■ Task item ■
Within the records, find every line that includes the word "level" and copy it.
----
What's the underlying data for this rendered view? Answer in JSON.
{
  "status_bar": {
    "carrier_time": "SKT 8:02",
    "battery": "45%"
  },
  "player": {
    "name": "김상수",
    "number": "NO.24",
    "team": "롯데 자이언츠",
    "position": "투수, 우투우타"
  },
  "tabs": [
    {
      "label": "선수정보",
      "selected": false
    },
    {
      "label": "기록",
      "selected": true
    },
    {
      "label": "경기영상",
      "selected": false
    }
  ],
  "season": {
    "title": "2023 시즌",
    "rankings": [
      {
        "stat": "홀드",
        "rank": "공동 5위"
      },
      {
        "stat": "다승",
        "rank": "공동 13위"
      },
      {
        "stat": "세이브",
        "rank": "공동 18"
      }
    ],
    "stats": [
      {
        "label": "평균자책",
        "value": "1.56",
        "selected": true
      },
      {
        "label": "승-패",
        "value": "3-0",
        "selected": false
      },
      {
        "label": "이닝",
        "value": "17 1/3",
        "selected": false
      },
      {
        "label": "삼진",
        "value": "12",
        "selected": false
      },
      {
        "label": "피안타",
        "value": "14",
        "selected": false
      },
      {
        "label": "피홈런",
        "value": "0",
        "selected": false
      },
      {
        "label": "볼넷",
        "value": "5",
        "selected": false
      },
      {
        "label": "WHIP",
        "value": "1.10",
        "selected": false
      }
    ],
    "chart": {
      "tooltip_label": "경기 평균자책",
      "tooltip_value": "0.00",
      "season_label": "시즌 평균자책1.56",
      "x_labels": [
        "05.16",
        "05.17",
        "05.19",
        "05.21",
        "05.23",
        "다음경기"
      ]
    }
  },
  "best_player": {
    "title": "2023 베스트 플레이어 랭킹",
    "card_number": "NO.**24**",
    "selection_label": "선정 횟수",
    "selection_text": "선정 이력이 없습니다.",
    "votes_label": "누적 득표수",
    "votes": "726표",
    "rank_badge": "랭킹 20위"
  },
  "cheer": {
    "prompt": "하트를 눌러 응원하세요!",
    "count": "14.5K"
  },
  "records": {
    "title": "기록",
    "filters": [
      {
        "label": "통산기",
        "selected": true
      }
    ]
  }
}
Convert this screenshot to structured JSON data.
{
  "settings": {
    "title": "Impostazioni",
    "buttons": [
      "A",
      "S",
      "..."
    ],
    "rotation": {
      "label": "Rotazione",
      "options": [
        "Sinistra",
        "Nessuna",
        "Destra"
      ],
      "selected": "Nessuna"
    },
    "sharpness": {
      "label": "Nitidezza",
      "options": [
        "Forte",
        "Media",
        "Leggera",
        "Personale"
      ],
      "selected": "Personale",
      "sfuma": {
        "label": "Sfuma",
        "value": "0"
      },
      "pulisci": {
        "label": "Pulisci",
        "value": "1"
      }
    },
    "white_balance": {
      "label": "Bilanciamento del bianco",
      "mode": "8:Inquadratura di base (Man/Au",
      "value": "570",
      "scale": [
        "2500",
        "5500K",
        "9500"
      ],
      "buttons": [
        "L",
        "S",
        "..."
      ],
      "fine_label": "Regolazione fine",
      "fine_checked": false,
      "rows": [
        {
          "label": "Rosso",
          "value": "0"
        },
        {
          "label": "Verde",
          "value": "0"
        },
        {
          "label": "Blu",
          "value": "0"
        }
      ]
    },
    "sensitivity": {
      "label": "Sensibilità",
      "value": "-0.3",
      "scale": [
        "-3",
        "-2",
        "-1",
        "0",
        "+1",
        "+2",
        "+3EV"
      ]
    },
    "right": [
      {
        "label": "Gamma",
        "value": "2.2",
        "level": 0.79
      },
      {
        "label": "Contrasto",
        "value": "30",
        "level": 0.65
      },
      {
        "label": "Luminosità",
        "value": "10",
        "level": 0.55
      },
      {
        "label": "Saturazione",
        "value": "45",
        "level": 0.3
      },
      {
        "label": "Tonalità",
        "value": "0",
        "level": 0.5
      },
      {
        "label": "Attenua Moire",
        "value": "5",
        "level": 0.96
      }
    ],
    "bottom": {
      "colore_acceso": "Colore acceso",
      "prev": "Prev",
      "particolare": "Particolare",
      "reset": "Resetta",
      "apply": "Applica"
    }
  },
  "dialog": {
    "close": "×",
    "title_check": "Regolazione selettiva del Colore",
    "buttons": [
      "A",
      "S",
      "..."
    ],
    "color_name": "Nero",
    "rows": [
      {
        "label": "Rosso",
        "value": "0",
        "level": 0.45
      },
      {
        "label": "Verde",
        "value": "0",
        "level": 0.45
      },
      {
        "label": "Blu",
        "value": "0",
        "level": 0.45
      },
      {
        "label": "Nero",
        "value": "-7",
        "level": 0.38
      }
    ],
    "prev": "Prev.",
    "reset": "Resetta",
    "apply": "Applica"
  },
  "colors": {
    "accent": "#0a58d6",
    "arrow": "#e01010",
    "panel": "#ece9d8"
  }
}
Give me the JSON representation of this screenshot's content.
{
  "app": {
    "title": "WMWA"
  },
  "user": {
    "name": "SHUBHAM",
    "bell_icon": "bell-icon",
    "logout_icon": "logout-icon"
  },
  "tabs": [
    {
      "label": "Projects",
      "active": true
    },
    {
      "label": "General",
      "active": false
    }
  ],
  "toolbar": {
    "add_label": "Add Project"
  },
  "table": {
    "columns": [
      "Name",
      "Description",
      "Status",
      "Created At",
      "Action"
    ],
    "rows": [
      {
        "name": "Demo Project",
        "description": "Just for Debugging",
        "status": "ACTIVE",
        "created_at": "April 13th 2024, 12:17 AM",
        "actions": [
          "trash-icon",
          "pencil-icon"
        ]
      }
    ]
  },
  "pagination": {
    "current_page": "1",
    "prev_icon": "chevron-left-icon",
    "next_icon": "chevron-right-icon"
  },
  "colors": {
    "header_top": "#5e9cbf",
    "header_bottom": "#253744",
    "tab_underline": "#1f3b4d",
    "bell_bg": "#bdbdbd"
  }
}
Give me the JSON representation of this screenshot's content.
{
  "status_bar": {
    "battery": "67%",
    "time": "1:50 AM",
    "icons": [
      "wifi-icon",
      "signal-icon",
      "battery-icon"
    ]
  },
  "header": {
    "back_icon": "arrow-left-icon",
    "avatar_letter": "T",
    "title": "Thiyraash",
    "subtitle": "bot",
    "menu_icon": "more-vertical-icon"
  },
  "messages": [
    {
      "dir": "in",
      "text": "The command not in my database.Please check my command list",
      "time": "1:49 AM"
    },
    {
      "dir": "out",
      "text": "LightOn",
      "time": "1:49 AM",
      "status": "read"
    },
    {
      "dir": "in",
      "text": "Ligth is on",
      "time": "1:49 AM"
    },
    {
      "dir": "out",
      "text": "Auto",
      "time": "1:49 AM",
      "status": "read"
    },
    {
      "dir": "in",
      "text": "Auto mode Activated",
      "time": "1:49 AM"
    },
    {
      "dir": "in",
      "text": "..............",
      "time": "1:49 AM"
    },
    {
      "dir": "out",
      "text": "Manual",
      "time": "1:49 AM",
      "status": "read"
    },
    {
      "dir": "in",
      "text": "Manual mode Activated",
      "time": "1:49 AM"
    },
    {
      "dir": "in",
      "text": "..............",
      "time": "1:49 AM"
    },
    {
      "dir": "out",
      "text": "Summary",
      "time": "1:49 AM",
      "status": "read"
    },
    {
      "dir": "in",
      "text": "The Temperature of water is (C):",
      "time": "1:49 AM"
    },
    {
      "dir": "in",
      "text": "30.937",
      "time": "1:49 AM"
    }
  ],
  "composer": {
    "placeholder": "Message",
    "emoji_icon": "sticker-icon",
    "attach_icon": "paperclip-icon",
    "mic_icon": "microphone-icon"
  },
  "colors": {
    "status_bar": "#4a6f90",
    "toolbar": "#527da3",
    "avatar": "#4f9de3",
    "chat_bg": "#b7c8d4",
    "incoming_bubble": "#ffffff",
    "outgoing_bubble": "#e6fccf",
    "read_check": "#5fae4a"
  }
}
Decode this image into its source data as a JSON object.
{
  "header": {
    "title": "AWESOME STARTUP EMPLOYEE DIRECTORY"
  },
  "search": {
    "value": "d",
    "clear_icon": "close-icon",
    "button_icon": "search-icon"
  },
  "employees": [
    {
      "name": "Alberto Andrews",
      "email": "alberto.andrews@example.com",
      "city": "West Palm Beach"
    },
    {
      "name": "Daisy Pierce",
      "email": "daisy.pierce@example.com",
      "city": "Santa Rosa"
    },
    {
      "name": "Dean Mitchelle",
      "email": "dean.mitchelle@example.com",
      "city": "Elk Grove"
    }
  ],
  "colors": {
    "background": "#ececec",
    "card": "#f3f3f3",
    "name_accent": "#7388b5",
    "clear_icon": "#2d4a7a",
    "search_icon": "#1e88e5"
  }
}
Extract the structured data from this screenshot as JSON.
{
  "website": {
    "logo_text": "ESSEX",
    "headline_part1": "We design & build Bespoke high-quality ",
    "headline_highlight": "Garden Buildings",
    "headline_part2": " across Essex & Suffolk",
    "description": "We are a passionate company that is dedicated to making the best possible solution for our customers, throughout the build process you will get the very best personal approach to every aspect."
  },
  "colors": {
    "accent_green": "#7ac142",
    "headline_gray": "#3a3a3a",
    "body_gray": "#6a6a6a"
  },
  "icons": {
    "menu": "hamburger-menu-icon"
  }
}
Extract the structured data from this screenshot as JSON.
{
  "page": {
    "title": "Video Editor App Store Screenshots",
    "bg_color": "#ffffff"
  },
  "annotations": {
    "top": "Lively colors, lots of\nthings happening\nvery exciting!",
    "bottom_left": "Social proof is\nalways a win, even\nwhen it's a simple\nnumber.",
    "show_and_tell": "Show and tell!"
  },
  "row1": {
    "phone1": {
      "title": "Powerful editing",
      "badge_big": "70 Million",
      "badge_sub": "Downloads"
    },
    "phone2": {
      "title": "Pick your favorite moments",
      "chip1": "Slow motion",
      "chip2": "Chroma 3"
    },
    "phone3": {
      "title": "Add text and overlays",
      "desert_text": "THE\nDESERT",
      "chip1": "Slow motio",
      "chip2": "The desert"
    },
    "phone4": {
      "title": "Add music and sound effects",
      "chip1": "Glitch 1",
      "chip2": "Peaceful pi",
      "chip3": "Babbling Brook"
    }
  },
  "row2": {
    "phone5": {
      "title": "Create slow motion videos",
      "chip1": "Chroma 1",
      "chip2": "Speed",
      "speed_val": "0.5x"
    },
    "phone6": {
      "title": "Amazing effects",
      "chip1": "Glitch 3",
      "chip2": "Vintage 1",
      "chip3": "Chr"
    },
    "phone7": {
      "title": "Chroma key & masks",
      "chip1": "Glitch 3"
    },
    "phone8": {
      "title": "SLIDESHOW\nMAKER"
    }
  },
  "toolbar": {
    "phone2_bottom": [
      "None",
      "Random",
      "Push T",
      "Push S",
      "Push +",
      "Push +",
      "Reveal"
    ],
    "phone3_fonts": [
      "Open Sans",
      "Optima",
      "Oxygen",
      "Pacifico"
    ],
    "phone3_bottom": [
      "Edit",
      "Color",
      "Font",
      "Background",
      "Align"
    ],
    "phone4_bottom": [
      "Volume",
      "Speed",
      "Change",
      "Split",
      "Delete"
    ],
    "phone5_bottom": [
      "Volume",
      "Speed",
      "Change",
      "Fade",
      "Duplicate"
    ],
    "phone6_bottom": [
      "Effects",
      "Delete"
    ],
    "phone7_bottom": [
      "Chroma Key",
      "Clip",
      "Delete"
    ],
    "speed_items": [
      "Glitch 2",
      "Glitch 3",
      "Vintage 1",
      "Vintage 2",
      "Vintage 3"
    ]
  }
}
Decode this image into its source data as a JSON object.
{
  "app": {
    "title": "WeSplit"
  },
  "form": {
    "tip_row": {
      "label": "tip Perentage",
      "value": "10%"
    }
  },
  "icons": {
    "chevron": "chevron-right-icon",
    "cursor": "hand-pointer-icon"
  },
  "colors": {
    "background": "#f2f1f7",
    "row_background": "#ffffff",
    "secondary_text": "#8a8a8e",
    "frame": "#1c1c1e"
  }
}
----
■ Solution ■
        "level": 0.79
        "level": 0.65
        "level": 0.55
        "level": 0.3
        "level": 0.5
        "level": 0.96
        "level": 0.45
        "level": 0.45
        "level": 0.45
        "level": 0.38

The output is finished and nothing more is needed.